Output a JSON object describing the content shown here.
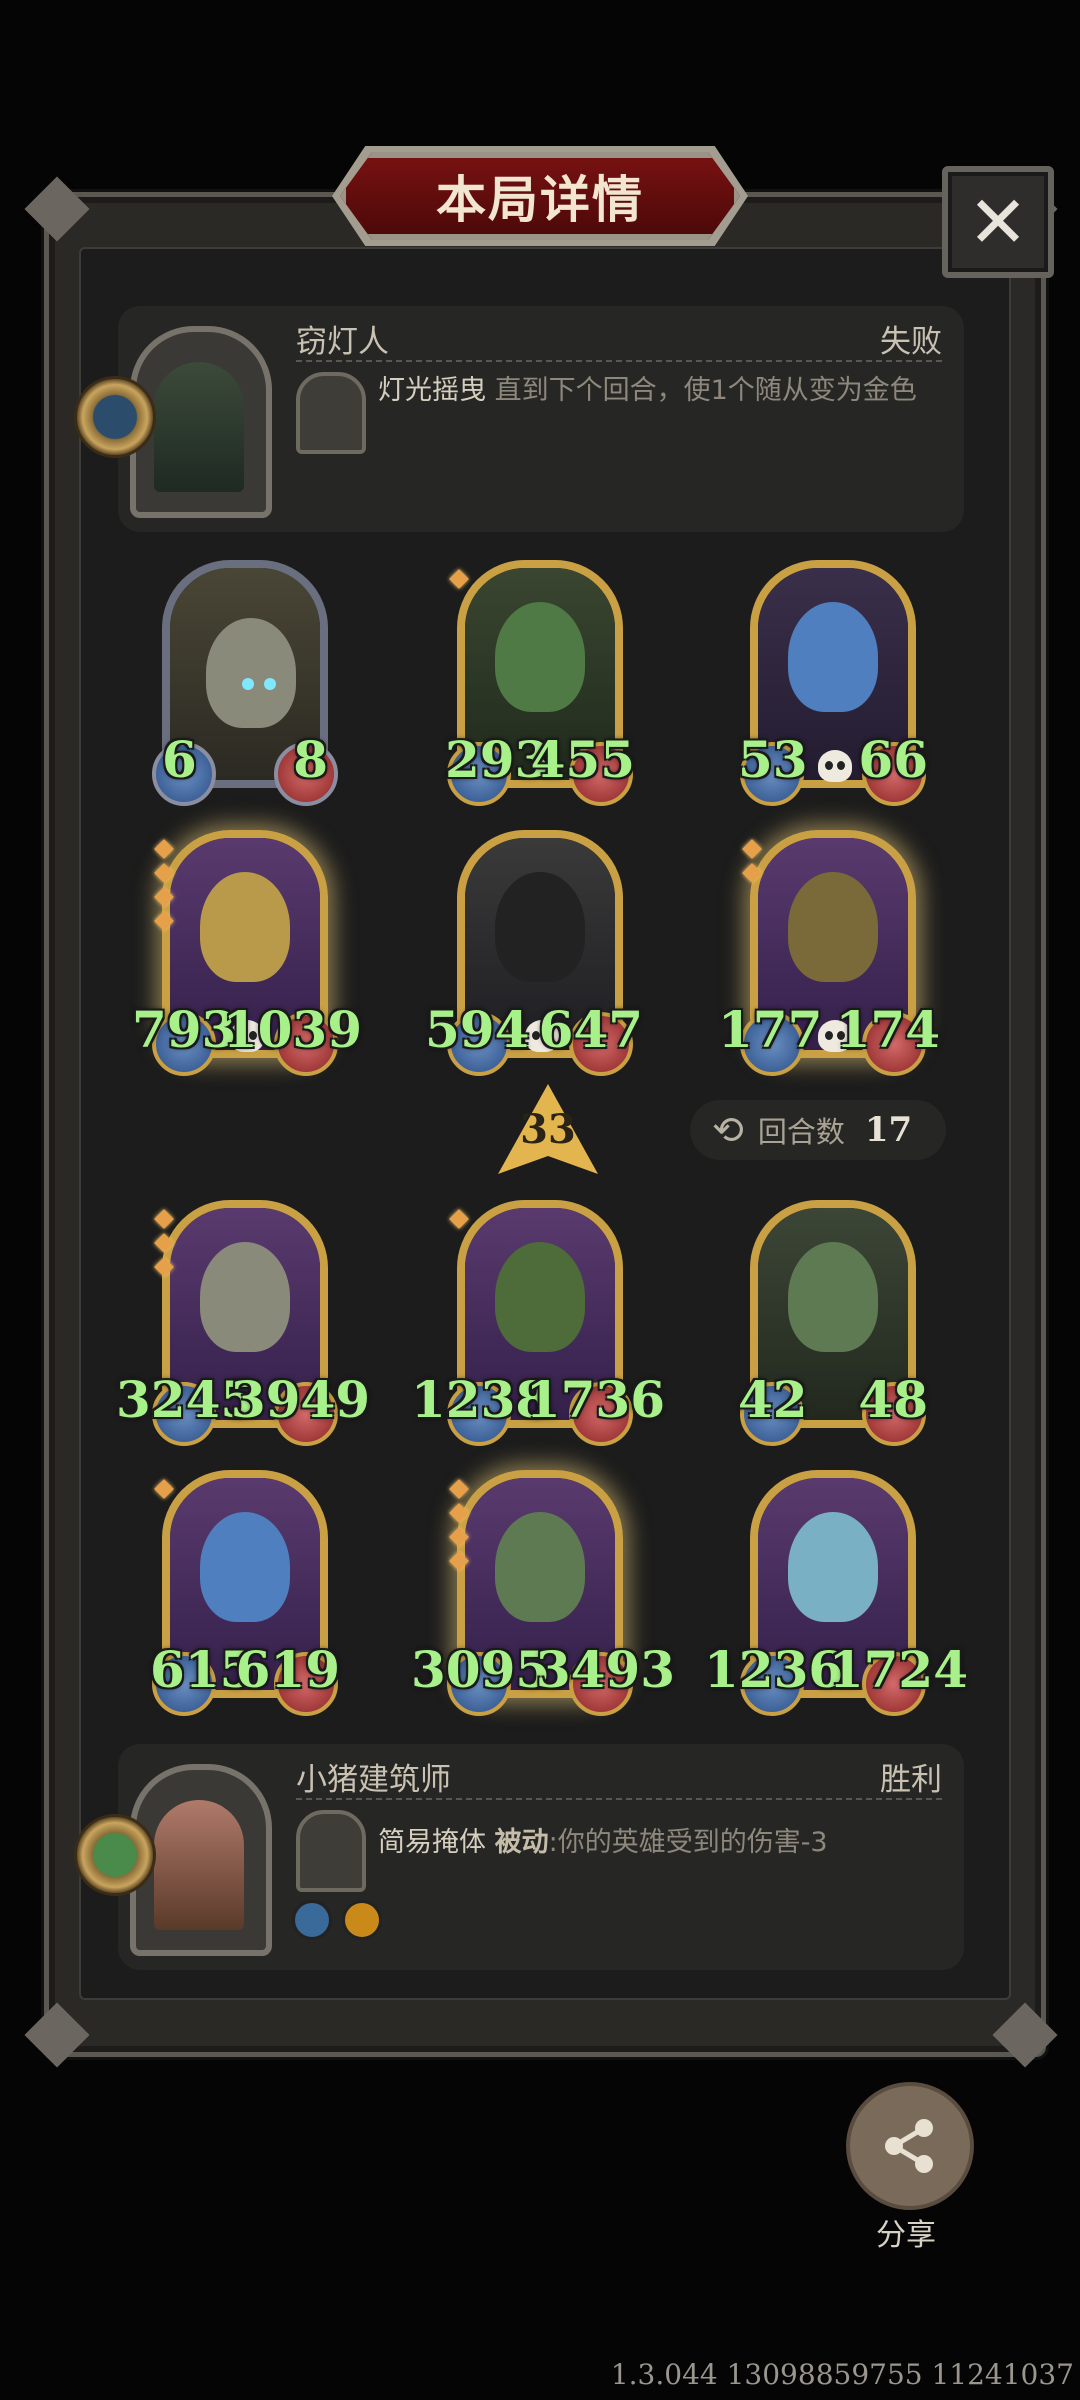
{
  "title": "本局详情",
  "close_label": "✕",
  "opponent": {
    "name": "窃灯人",
    "result": "失败",
    "skill_name": "灯光摇曳",
    "skill_desc": "直到下个回合，使1个随从变为金色"
  },
  "opponent_board": [
    {
      "attack": "6",
      "health": "8",
      "skull": false
    },
    {
      "attack": "293",
      "health": "455",
      "skull": false
    },
    {
      "attack": "53",
      "health": "66",
      "skull": true
    },
    {
      "attack": "793",
      "health": "1039",
      "skull": true
    },
    {
      "attack": "594",
      "health": "647",
      "skull": true
    },
    {
      "attack": "177",
      "health": "174",
      "skull": true
    }
  ],
  "tier": "33",
  "turns": {
    "label": "回合数",
    "value": "17"
  },
  "player_board": [
    {
      "attack": "3245",
      "health": "3949",
      "skull": false
    },
    {
      "attack": "1238",
      "health": "1736",
      "skull": false
    },
    {
      "attack": "42",
      "health": "48",
      "skull": false
    },
    {
      "attack": "615",
      "health": "619",
      "skull": false
    },
    {
      "attack": "3095",
      "health": "3493",
      "skull": false
    },
    {
      "attack": "1236",
      "health": "1724",
      "skull": false
    }
  ],
  "player": {
    "name": "小猪建筑师",
    "result": "胜利",
    "skill_name": "简易掩体",
    "skill_keyword": "被动",
    "skill_desc": ":你的英雄受到的伤害-3"
  },
  "share_label": "分享",
  "version_text": "1.3.044 13098859755 11241037",
  "colors": {
    "stat_green": "#a8f08a",
    "gold_frame": "#c9a043",
    "banner_red": "#7a1212"
  }
}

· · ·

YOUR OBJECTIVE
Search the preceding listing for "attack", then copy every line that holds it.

EXERCISE ANSWER
      "attack": "6",
      "attack": "293",
      "attack": "53",
      "attack": "793",
      "attack": "594",
      "attack": "177",
      "attack": "3245",
      "attack": "1238",
      "attack": "42",
      "attack": "615",
      "attack": "3095",
      "attack": "1236",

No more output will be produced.